### Required action
Every entry below should be written out again exactly.

(Source material Opens)

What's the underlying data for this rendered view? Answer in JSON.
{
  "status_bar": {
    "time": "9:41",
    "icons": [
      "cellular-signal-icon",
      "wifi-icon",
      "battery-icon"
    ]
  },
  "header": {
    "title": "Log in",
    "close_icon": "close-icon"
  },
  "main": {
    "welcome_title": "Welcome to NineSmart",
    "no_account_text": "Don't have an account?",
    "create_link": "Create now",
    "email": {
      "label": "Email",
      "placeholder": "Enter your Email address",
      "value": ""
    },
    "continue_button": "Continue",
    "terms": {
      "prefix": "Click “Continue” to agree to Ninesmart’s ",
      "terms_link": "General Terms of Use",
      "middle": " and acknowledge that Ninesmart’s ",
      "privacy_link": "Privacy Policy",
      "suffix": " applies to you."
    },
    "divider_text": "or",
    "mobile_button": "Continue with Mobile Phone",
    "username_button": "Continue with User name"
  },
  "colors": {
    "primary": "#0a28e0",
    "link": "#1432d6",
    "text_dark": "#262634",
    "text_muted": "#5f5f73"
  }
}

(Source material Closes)

### Written response
What's the underlying data for this rendered view? Answer in JSON.
{
  "status_bar": {
    "time": "9:41",
    "icons": [
      "cellular-signal-icon",
      "wifi-icon",
      "battery-icon"
    ]
  },
  "header": {
    "title": "Log in",
    "close_icon": "close-icon"
  },
  "main": {
    "welcome_title": "Welcome to NineSmart",
    "no_account_text": "Don't have an account?",
    "create_link": "Create now",
    "email": {
      "label": "Email",
      "placeholder": "Enter your Email address",
      "value": ""
    },
    "continue_button": "Continue",
    "terms": {
      "prefix": "Click “Continue” to agree to Ninesmart’s ",
      "terms_link": "General Terms of Use",
      "middle": " and acknowledge that Ninesmart’s ",
      "privacy_link": "Privacy Policy",
      "suffix": " applies to you."
    },
    "divider_text": "or",
    "mobile_button": "Continue with Mobile Phone",
    "username_button": "Continue with User name"
  },
  "colors": {
    "primary": "#0a28e0",
    "link": "#1432d6",
    "text_dark": "#262634",
    "text_muted": "#5f5f73"
  }
}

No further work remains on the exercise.